Normally the solution against glacier decks is to not run, stockpile massive amounts of credits, pack an infiltration or two, and only run when the corp tries to score an agenda. Cards like Ash, Red Herrings, Corporate Troubleshooter, etc all relied on credits to stop the steal, so if the runner plays clever with Deus X, Inside Job, Femme, Stimhack etc they can greatly reduce the cost of infrequent runs. In a similar vein efficiently costed ice doesn’t help if the corp can’t force the runner to run frequently. Now along comes Caprice. Suddenly no matter how cheap the runner makes the run, or how many credits they have, they’re not guaranteed the steal. So now the runner has to run a server multiple times to ferret out the Caprice before the corp goes for the score. Suddenly that efficient ice is relevant again and more windows open up for the corp. And glacier decks are viable again, because (like Fast Advance) the corp doesn’t need to have more credits, just enough credits to play the psi without crippling themselves.
Designwise this opens up the econ space. Instead of being very conservative with cards, trying to keep runner and corp econ across seven different factions within a small margin of each other (a ludicrously difficult task) FFG now has much more flexible tolerances for what is too good at credit generation.
Okay so maybe Caprice is good for the game, but that doesn’t mean that she’s fun to play against. Most people complain about her adding an unnecessary element of randomness to the game, which detracts from competitive decision making. I say this is also false. You mention that the psi-game is not a solvable problem, when actually it has been solved. Here on BGG coffeeyay uses game theory to solve the Caprice game. You should absolutely read the whole thing, but I’ll try to summarize. How much the corp or runner should bid depends on the expected value of the runner winning the psi-game. The closer to infinite the value is (i.e. winning the game) the more the corp should bid evenly amongst the three options (i.e. roll a die / random) but at lower levels (e.g. Caprice protecting herself) the corp should bid 2 much more often, and 0 much less often. As a simple example, take a Caprice on HQ and the runner Account Siphons. coffeeyay breaks down what the corp should bid based on how many credits they have left in this table here. TL:DR - there is a line of bidding that is not bidding evenly between 0, 1, and 2 that will advantage the player following it (even if they’re not winning the psi-games).

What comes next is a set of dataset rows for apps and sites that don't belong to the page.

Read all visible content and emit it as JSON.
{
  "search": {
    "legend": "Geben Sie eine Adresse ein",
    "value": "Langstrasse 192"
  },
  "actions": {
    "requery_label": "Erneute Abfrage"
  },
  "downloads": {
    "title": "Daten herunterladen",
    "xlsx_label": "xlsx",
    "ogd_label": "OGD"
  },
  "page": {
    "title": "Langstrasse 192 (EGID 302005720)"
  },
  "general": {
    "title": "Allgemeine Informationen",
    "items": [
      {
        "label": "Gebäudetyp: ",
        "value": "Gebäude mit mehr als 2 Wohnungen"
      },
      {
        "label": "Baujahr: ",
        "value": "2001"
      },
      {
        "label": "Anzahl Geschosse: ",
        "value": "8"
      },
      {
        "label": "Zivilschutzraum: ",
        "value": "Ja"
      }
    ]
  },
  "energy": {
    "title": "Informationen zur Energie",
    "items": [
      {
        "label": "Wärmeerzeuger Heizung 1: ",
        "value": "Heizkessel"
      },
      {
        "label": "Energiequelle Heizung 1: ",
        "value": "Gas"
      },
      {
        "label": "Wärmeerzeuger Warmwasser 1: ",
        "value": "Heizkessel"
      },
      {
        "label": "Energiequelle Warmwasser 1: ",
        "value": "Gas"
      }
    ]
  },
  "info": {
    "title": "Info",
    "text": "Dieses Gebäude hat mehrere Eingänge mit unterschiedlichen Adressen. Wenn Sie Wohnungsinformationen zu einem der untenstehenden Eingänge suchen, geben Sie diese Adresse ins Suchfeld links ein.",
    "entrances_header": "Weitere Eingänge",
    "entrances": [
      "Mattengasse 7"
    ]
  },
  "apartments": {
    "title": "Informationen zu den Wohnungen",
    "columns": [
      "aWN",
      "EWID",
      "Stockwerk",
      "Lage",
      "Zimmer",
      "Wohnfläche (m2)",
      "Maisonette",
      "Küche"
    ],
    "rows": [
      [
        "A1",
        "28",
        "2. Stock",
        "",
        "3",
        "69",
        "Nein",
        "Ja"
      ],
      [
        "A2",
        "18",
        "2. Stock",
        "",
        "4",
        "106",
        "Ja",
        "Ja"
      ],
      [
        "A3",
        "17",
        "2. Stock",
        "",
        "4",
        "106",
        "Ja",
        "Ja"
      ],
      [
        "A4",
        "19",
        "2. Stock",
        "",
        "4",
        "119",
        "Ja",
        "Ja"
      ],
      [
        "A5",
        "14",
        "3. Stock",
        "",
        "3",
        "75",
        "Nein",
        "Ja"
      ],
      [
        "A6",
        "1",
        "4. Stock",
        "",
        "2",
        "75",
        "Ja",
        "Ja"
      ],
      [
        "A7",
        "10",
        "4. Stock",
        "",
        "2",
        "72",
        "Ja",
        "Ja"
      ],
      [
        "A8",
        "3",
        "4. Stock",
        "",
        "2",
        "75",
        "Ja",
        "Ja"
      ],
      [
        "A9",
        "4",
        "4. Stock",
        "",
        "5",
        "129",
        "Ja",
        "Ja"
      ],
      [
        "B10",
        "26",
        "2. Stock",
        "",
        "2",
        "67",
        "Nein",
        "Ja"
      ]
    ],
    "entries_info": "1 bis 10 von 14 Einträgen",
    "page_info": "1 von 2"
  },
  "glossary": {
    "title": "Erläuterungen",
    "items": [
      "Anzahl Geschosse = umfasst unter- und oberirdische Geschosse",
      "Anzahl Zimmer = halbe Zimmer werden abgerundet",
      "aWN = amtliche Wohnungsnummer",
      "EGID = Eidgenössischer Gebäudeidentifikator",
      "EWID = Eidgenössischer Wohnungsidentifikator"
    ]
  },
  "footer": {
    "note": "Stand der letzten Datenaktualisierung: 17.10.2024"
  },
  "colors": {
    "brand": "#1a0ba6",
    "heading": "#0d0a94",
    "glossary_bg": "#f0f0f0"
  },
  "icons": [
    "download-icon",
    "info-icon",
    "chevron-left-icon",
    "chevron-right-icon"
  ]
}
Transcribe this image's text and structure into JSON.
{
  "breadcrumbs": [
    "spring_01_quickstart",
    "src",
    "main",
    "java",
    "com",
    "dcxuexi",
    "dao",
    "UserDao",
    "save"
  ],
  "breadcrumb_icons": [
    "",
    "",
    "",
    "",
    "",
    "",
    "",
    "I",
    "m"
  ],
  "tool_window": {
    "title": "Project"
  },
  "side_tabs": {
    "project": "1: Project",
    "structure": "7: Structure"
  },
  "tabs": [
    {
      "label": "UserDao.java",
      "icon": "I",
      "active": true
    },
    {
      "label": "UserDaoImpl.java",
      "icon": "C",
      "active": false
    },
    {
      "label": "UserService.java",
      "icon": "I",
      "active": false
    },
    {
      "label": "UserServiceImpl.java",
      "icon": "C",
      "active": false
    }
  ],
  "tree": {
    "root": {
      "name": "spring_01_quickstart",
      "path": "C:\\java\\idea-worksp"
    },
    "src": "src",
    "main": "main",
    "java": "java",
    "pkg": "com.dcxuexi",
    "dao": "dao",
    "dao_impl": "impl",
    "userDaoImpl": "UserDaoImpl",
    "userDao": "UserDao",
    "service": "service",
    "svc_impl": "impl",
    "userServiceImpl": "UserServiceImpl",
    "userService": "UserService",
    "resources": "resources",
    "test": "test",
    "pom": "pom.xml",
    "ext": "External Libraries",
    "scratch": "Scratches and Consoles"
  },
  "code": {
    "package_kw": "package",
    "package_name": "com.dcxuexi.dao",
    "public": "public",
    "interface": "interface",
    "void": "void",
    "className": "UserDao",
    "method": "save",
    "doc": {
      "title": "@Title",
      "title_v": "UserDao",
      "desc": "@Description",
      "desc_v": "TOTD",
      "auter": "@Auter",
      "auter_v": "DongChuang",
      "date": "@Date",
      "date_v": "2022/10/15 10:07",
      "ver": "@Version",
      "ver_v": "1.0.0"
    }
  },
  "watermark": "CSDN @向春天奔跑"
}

This ideal Caprice/psi-game strategy deepens the games playing strategy in two ways: Deviation and conditioning. Deviation in knowing when to abandon the game theory optimal play, and play for short term gains. And conditioning in establishing patterns of play to later exploit them. These are common elements of games like Yomi which is absolutely competitive.
If after all this you still hate Caprice, then still there are several runner-side work arounds. Vamp is a popular one, the corp can’t play psi if they’re broke. Quest Completed also eliminates the need for psi-games. Still these solutions require multiple runs (runs needed to clear Crisiums or other Caprices out of centrals) and a fair chunk of credits. Which is good because they don’t upset the economic balancing effect Caprice brings to the game, and add to the strategy Caprice brings, rather than silver bullet her.
*(Sorry if this is too much, I’ve had this article in me for a little while and this post was a great opportunity to write it out.)